When Broken’s Beautiful: Recycling Glass to Make Functional Art Pieces

Reduce, reuse, and recycle. Giroux Glass’ Fresno branch did exactly this when building a new conference room table from a defective piece of glass we removed at a recent project of ours.

On the 5th floor of the new Madera County Courthouse in the “high roof” area (the topmost section of glass), a roughly 650 lb. tempered glass lite shattered three months after it was installed. The glass spontaneously burst from a combination of nickel sulfide inclusions in the glass and temperature changes once in its final, installed position.

The shattering called for immediate removal and repair by a team of six of our Union glaziers, with the use of a 70-foot crane and a 125-foot boom lift. Luckily, Giroux Glass specializes in tackling unique and challenging projects. The surrounding streets had to be closed and the repair had to be performed on a Saturday instead of one of our regularly scheduled weekdays. Besides being over 600 lbs., the glass reached dimensions of 48″ x 104″, making it a little more challenging to maneuver, as you can see from these photos.

Despite this glass breakage, our team got creative and found an opportunity to make broken beautiful again. After removing and replacing the damaged glass, we were left with hundreds of pounds of high-quality glass that couldn’t be cut or reused as a window, its original intent. We brainstormed possible ways of reusing it before coming up with a fun idea—to use it as our “new” Fresno conference room table! The runs and cracks became an intentional style for our table—plus it told a story and served as a reminder of an important project to us.

We immediately went to work. We first added a metal trim to the edges (thanks to Fresno’s Melton Sheet Metal for fabricating the trim), and then began separating the unit.
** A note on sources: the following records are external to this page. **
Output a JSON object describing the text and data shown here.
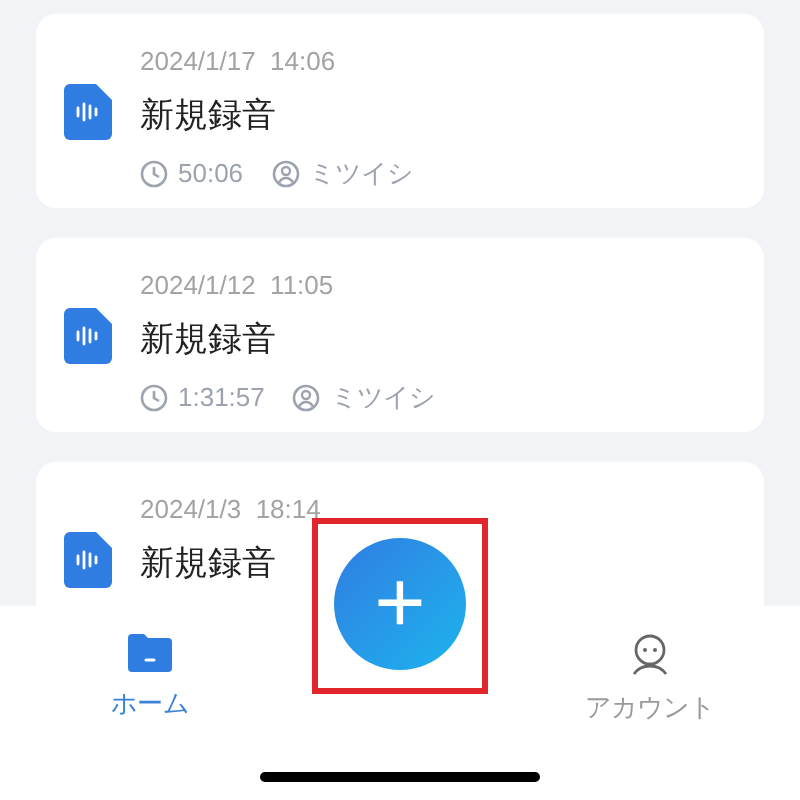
{
  "recordings": [
    {
      "date": "2024/1/17  14:06",
      "title": "新規録音",
      "duration": "50:06",
      "user": "ミツイシ"
    },
    {
      "date": "2024/1/12  11:05",
      "title": "新規録音",
      "duration": "1:31:57",
      "user": "ミツイシ"
    },
    {
      "date": "2024/1/3  18:14",
      "title": "新規録音"
    }
  ],
  "fab": {
    "label": "+",
    "highlighted": true
  },
  "tabs": [
    {
      "label": "ホーム",
      "selected": true,
      "kind": "home"
    },
    {
      "label": "アカウント",
      "selected": false,
      "kind": "account"
    }
  ]
}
We cut apart the 3/4″ laminated glass section from the air spacer, then the 3/8” thick exterior lite and reattached them using silicone around the edges. Once that dried, we moved the glass to its new home in our conference room. We had a stainless steel “U” channel with mitered corners made, glued that on with silicone, and ta-da! Our finished new table: